Try it =
Print exactly the lines from the one containing "Output a JSON" through the last line of the listing, both included.

── Provided records ──

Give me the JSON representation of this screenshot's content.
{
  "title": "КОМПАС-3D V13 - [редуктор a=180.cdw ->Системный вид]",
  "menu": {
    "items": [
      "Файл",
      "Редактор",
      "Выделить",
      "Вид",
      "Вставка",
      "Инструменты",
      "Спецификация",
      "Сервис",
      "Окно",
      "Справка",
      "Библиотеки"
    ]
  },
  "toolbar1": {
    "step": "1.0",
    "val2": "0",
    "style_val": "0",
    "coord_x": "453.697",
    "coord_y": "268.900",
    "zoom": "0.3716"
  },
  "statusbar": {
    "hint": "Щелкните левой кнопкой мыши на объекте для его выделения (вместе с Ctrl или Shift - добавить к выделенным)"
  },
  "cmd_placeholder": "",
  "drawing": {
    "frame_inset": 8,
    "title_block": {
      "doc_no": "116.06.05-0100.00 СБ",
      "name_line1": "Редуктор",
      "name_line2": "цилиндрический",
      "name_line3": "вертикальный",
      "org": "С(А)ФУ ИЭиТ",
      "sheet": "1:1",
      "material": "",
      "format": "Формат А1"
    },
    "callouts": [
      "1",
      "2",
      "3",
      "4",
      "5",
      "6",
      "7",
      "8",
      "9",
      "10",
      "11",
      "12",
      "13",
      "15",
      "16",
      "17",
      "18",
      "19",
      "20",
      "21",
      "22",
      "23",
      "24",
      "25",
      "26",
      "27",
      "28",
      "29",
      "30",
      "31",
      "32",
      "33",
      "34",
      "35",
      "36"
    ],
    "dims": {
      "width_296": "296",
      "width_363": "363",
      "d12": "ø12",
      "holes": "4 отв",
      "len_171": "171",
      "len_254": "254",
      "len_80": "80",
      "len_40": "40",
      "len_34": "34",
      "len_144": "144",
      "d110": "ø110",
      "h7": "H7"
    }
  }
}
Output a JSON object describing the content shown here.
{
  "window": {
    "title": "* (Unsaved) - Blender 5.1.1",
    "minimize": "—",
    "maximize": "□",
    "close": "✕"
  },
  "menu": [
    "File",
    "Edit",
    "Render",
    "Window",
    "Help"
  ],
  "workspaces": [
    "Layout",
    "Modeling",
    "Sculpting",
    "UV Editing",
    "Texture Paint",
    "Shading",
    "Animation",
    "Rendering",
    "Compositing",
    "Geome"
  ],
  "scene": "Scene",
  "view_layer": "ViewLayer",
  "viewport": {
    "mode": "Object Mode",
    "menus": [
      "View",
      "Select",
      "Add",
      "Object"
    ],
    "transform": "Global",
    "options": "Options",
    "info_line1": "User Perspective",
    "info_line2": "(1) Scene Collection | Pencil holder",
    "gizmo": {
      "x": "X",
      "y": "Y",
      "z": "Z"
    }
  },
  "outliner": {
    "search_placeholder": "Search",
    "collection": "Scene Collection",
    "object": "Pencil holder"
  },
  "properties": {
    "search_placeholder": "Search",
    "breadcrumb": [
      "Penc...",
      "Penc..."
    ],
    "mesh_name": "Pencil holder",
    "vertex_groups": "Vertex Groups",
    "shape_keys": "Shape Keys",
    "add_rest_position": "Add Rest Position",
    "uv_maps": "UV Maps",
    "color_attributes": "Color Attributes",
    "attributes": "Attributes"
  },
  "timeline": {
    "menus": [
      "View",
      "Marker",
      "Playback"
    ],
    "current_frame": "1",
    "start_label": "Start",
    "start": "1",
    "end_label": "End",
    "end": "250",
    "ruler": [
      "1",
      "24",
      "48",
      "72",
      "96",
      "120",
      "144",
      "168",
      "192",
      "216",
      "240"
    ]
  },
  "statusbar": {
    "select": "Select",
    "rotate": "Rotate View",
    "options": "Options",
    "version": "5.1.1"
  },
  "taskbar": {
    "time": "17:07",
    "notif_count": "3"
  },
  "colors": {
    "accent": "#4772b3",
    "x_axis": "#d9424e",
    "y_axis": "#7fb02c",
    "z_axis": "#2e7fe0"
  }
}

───

Answer to this problem =
Output a JSON object describing the content shown here.
{
  "window": {
    "title": "* (Unsaved) - Blender 5.1.1",
    "minimize": "—",
    "maximize": "□",
    "close": "✕"
  },
  "menu": [
    "File",
    "Edit",
    "Render",
    "Window",
    "Help"
  ],
  "workspaces": [
    "Layout",
    "Modeling",
    "Sculpting",
    "UV Editing",
    "Texture Paint",
    "Shading",
    "Animation",
    "Rendering",
    "Compositing",
    "Geome"
  ],
  "scene": "Scene",
  "view_layer": "ViewLayer",
  "viewport": {
    "mode": "Object Mode",
    "menus": [
      "View",
      "Select",
      "Add",
      "Object"
    ],
    "transform": "Global",
    "options": "Options",
    "info_line1": "User Perspective",
    "info_line2": "(1) Scene Collection | Pencil holder",
    "gizmo": {
      "x": "X",
      "y": "Y",
      "z": "Z"
    }
  },
  "outliner": {
    "search_placeholder": "Search",
    "collection": "Scene Collection",
    "object": "Pencil holder"
  },
  "properties": {
    "search_placeholder": "Search",
    "breadcrumb": [
      "Penc...",
      "Penc..."
    ],
    "mesh_name": "Pencil holder",
    "vertex_groups": "Vertex Groups",
    "shape_keys": "Shape Keys",
    "add_rest_position": "Add Rest Position",
    "uv_maps": "UV Maps",
    "color_attributes": "Color Attributes",
    "attributes": "Attributes"
  },
  "timeline": {
    "menus": [
      "View",
      "Marker",
      "Playback"
    ],
    "current_frame": "1",
    "start_label": "Start",
    "start": "1",
    "end_label": "End",
    "end": "250",
    "ruler": [
      "1",
      "24",
      "48",
      "72",
      "96",
      "120",
      "144",
      "168",
      "192",
      "216",
      "240"
    ]
  },
  "statusbar": {
    "select": "Select",
    "rotate": "Rotate View",
    "options": "Options",
    "version": "5.1.1"
  },
  "taskbar": {
    "time": "17:07",
    "notif_count": "3"
  },
  "colors": {
    "accent": "#4772b3",
    "x_axis": "#d9424e",
    "y_axis": "#7fb02c",
    "z_axis": "#2e7fe0"
  }
}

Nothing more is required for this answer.